= PROBLEM TO WORK ON =
The reply is a verbatim copy of the listing below with its images dropped.

= RAW DATA =
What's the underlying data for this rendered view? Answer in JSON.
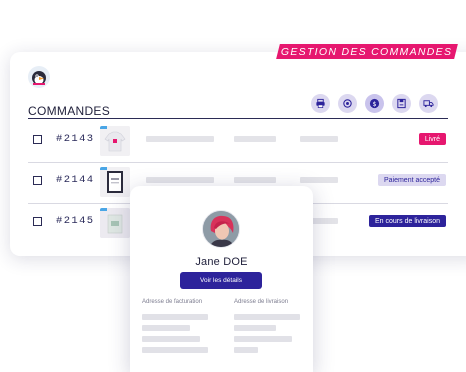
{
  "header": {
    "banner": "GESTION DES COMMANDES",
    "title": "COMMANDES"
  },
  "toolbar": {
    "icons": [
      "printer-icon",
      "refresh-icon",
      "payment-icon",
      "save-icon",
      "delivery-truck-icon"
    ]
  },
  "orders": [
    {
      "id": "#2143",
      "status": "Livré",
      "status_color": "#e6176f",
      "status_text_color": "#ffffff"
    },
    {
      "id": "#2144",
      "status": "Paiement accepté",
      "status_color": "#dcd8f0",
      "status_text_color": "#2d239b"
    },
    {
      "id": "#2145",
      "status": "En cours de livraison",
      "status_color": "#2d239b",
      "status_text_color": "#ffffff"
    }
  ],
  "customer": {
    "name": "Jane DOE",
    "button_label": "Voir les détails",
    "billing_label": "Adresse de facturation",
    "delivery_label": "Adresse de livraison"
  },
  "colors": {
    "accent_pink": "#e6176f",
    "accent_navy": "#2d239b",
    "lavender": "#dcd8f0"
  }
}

= ANSWER TO THE EXERCISE =
What's the underlying data for this rendered view? Answer in JSON.
{
  "header": {
    "banner": "GESTION DES COMMANDES",
    "title": "COMMANDES"
  },
  "toolbar": {
    "icons": [
      "printer-icon",
      "refresh-icon",
      "payment-icon",
      "save-icon",
      "delivery-truck-icon"
    ]
  },
  "orders": [
    {
      "id": "#2143",
      "status": "Livré",
      "status_color": "#e6176f",
      "status_text_color": "#ffffff"
    },
    {
      "id": "#2144",
      "status": "Paiement accepté",
      "status_color": "#dcd8f0",
      "status_text_color": "#2d239b"
    },
    {
      "id": "#2145",
      "status": "En cours de livraison",
      "status_color": "#2d239b",
      "status_text_color": "#ffffff"
    }
  ],
  "customer": {
    "name": "Jane DOE",
    "button_label": "Voir les détails",
    "billing_label": "Adresse de facturation",
    "delivery_label": "Adresse de livraison"
  },
  "colors": {
    "accent_pink": "#e6176f",
    "accent_navy": "#2d239b",
    "lavender": "#dcd8f0"
  }
}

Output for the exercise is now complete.